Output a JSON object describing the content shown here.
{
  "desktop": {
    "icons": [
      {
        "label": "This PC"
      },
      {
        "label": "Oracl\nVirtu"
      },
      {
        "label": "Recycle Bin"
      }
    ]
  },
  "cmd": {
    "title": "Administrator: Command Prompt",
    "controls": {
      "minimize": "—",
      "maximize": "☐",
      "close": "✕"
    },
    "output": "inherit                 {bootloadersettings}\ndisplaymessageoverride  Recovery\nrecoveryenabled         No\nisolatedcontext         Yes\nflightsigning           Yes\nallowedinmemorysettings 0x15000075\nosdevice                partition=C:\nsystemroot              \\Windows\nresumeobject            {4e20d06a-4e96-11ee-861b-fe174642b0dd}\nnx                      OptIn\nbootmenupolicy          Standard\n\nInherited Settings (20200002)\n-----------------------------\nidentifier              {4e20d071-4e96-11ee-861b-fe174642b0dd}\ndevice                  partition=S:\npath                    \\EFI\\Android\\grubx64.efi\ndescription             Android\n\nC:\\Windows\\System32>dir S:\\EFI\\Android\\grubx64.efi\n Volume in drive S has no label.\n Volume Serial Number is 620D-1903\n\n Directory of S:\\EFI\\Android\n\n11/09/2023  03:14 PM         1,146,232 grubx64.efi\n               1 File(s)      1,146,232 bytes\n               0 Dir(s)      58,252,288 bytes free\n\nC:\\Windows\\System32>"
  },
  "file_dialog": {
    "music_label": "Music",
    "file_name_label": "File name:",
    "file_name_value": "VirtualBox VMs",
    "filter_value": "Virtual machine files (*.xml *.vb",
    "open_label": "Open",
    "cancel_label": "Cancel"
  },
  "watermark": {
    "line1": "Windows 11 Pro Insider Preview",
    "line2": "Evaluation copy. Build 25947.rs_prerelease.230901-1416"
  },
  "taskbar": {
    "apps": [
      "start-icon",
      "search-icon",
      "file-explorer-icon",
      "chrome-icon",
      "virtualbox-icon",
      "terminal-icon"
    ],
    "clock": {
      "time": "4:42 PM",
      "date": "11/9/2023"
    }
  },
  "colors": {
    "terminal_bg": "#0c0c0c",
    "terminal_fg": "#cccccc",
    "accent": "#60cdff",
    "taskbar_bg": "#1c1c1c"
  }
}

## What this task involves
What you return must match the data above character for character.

## Solved exercise
Output a JSON object describing the content shown here.
{
  "desktop": {
    "icons": [
      {
        "label": "This PC"
      },
      {
        "label": "Oracl\nVirtu"
      },
      {
        "label": "Recycle Bin"
      }
    ]
  },
  "cmd": {
    "title": "Administrator: Command Prompt",
    "controls": {
      "minimize": "—",
      "maximize": "☐",
      "close": "✕"
    },
    "output": "inherit                 {bootloadersettings}\ndisplaymessageoverride  Recovery\nrecoveryenabled         No\nisolatedcontext         Yes\nflightsigning           Yes\nallowedinmemorysettings 0x15000075\nosdevice                partition=C:\nsystemroot              \\Windows\nresumeobject            {4e20d06a-4e96-11ee-861b-fe174642b0dd}\nnx                      OptIn\nbootmenupolicy          Standard\n\nInherited Settings (20200002)\n-----------------------------\nidentifier              {4e20d071-4e96-11ee-861b-fe174642b0dd}\ndevice                  partition=S:\npath                    \\EFI\\Android\\grubx64.efi\ndescription             Android\n\nC:\\Windows\\System32>dir S:\\EFI\\Android\\grubx64.efi\n Volume in drive S has no label.\n Volume Serial Number is 620D-1903\n\n Directory of S:\\EFI\\Android\n\n11/09/2023  03:14 PM         1,146,232 grubx64.efi\n               1 File(s)      1,146,232 bytes\n               0 Dir(s)      58,252,288 bytes free\n\nC:\\Windows\\System32>"
  },
  "file_dialog": {
    "music_label": "Music",
    "file_name_label": "File name:",
    "file_name_value": "VirtualBox VMs",
    "filter_value": "Virtual machine files (*.xml *.vb",
    "open_label": "Open",
    "cancel_label": "Cancel"
  },
  "watermark": {
    "line1": "Windows 11 Pro Insider Preview",
    "line2": "Evaluation copy. Build 25947.rs_prerelease.230901-1416"
  },
  "taskbar": {
    "apps": [
      "start-icon",
      "search-icon",
      "file-explorer-icon",
      "chrome-icon",
      "virtualbox-icon",
      "terminal-icon"
    ],
    "clock": {
      "time": "4:42 PM",
      "date": "11/9/2023"
    }
  },
  "colors": {
    "terminal_bg": "#0c0c0c",
    "terminal_fg": "#cccccc",
    "accent": "#60cdff",
    "taskbar_bg": "#1c1c1c"
  }
}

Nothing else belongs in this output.